When we nurture our imagination, Luci says, we lay fertile ground for our faith to expand also. With imagination, the impossible becomes possible. The unseen becomes real. With imagination we are able to see the numinous in the ordinary.

… If we are to interpret and communicate life experience correctly, it is vital that we cultivate an active imagination in ourselves and our students that sees through, beyond, the flat window glass of dailiness, with its dust and fingerprints and uneven reflections, to the three-dimensional landscape on the outside, with its movement and light and shadow, its color and contour and texture, its nearness and distance, its changes of weather and season. We must see through surface experience and phenomena to their true reality and significance.

But how? How do we see beyond the flat window glass and into what eternity holds? Spiritual disciplines are helpful, says Luci, but the key is to always be watching—waiting for the Spirit to speak.

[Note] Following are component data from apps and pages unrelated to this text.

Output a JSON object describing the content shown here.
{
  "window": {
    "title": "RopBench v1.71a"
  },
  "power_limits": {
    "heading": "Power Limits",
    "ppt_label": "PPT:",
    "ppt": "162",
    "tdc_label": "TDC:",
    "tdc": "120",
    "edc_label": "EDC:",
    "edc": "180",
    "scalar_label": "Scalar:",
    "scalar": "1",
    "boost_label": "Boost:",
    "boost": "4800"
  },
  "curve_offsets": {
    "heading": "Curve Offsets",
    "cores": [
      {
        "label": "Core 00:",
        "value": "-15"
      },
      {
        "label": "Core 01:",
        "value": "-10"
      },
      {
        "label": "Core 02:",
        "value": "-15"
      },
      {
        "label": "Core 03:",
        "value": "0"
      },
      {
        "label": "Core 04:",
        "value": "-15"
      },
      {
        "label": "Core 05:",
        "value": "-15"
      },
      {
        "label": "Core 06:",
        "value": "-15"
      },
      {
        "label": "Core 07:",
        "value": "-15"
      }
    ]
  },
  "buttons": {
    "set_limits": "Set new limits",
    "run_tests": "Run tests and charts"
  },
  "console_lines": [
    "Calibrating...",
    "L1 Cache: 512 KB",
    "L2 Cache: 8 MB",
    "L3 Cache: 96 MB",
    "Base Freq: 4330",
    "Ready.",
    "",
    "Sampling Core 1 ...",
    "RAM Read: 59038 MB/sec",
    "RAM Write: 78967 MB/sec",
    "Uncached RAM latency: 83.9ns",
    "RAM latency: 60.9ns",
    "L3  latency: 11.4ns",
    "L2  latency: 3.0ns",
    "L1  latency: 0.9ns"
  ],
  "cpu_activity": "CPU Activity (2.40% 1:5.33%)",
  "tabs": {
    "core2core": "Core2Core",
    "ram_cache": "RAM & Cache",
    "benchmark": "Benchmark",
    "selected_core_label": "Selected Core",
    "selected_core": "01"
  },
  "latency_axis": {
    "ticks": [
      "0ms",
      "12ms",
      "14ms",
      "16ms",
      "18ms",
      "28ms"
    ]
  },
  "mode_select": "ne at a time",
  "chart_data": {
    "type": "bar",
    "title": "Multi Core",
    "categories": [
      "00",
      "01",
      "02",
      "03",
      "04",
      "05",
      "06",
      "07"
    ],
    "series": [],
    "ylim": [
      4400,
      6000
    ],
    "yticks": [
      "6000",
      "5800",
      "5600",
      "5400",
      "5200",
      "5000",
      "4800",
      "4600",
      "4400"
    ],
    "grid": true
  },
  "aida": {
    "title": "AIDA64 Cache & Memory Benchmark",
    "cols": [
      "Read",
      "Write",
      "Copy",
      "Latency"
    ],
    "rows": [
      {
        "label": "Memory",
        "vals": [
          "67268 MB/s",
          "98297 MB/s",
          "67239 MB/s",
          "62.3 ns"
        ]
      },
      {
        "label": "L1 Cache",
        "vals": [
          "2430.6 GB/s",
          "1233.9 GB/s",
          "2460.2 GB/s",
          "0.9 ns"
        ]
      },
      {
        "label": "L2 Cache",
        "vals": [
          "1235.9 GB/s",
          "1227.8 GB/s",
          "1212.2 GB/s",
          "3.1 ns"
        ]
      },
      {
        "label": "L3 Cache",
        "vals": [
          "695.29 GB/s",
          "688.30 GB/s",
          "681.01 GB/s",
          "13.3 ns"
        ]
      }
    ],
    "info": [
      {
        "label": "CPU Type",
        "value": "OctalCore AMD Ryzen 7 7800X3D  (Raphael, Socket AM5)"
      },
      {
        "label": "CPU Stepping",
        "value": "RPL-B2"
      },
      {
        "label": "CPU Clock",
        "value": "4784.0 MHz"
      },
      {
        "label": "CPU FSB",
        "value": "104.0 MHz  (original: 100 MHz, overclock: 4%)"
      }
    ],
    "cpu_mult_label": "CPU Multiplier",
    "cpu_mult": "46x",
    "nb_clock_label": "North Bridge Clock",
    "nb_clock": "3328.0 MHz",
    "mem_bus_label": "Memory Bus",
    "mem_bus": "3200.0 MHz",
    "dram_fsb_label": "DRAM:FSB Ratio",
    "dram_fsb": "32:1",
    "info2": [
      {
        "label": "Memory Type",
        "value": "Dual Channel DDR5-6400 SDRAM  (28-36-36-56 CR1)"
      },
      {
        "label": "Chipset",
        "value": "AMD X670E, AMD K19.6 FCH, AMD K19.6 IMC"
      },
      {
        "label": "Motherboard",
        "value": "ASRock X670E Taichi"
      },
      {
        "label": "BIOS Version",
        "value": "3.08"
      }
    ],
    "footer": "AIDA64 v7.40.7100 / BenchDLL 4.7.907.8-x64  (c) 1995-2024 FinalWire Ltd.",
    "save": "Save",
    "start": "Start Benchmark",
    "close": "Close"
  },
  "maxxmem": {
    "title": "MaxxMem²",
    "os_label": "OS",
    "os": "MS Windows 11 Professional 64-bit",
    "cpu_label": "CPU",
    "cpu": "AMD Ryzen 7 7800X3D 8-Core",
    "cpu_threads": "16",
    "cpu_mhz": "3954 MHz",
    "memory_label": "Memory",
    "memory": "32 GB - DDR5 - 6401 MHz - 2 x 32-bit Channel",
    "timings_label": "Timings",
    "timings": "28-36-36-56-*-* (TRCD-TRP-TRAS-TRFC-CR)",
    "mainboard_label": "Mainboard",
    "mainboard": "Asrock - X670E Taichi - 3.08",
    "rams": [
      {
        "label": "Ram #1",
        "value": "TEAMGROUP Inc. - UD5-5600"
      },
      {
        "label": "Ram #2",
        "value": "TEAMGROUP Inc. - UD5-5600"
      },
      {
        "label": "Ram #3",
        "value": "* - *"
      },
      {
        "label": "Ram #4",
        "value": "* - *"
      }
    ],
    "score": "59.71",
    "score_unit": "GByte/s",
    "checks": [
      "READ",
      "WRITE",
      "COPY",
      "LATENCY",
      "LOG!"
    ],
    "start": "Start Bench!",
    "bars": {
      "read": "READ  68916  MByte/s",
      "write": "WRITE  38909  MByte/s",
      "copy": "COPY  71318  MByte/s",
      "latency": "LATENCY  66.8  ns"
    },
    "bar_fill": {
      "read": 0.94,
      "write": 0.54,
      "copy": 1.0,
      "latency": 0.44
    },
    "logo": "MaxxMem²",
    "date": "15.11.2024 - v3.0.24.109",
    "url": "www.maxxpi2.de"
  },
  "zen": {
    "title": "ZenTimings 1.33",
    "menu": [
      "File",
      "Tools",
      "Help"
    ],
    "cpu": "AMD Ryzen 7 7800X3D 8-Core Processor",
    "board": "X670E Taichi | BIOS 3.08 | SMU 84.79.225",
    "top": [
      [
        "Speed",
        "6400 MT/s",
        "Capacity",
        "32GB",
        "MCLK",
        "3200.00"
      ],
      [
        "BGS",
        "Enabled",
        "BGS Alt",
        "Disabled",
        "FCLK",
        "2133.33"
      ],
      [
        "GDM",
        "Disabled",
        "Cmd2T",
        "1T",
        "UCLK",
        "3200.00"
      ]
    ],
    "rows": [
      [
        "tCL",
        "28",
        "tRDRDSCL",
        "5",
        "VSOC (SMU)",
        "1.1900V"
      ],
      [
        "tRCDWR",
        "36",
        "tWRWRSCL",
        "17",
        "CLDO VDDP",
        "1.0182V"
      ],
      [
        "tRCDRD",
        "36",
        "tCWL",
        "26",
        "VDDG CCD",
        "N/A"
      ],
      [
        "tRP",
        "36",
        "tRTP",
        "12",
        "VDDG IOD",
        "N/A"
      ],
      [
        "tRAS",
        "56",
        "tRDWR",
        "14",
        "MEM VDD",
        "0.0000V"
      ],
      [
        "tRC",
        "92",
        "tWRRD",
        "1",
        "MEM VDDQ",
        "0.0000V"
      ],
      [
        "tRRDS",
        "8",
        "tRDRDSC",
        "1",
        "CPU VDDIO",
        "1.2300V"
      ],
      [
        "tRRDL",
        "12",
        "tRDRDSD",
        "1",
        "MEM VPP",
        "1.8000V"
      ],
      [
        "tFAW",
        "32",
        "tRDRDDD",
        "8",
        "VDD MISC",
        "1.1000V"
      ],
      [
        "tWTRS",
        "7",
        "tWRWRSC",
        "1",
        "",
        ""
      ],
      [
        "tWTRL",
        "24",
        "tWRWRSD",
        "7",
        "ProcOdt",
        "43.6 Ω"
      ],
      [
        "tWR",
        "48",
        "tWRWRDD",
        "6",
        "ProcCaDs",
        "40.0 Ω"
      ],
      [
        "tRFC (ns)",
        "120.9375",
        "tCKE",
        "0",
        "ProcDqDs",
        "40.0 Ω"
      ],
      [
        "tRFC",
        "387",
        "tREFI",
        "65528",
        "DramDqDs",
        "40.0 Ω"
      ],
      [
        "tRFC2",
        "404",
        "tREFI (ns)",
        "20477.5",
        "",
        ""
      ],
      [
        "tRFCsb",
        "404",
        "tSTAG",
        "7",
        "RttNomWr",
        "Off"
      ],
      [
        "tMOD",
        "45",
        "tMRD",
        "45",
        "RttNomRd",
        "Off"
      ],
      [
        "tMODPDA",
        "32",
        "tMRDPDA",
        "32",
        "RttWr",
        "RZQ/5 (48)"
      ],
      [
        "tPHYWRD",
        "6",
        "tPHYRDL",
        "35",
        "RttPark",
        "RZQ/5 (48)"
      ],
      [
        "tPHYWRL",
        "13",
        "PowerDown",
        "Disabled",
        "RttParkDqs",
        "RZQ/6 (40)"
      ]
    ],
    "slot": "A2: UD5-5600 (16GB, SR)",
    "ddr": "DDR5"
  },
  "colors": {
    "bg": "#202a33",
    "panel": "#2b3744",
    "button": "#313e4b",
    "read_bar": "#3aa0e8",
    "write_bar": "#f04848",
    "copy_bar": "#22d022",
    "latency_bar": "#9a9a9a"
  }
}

… I wait in silence by the sea or in the woods or in the silence of 2:00 a.m. when I cannot sleep, or more likely, in the press of a desk overburdened with other people’s urgencies, for a poem to call me, claim me, write me, much as I wait, in prayer, for the spirit to speak, to respond, to direct or correct me. I cannot turn on the writing art or transcendence like a faucet. My job is to wait and see—literally to wait for the Spirit, with the Spirit, and to see.

In this waiting time I must be sure that my antennae are out, combing the air, ready to pull in the messages. Receptivity, yes. Waiting, yes. Awareness, yes. Active readiness, yes. For passivity has no place in the life of art or of Christian spirituality. Art and belief are not conveniences, nor do they call to us at convenient times …

I remember my time in the forest and I know, as William Cullen Bryant says in his poem Midsummer: A power is in the earth and on the air. I wait. I watch. And I let the God-thoughts fill me with story. Feeding my imagination primes my heart to hear the voice of the Spirit.

Is there any greater Muse?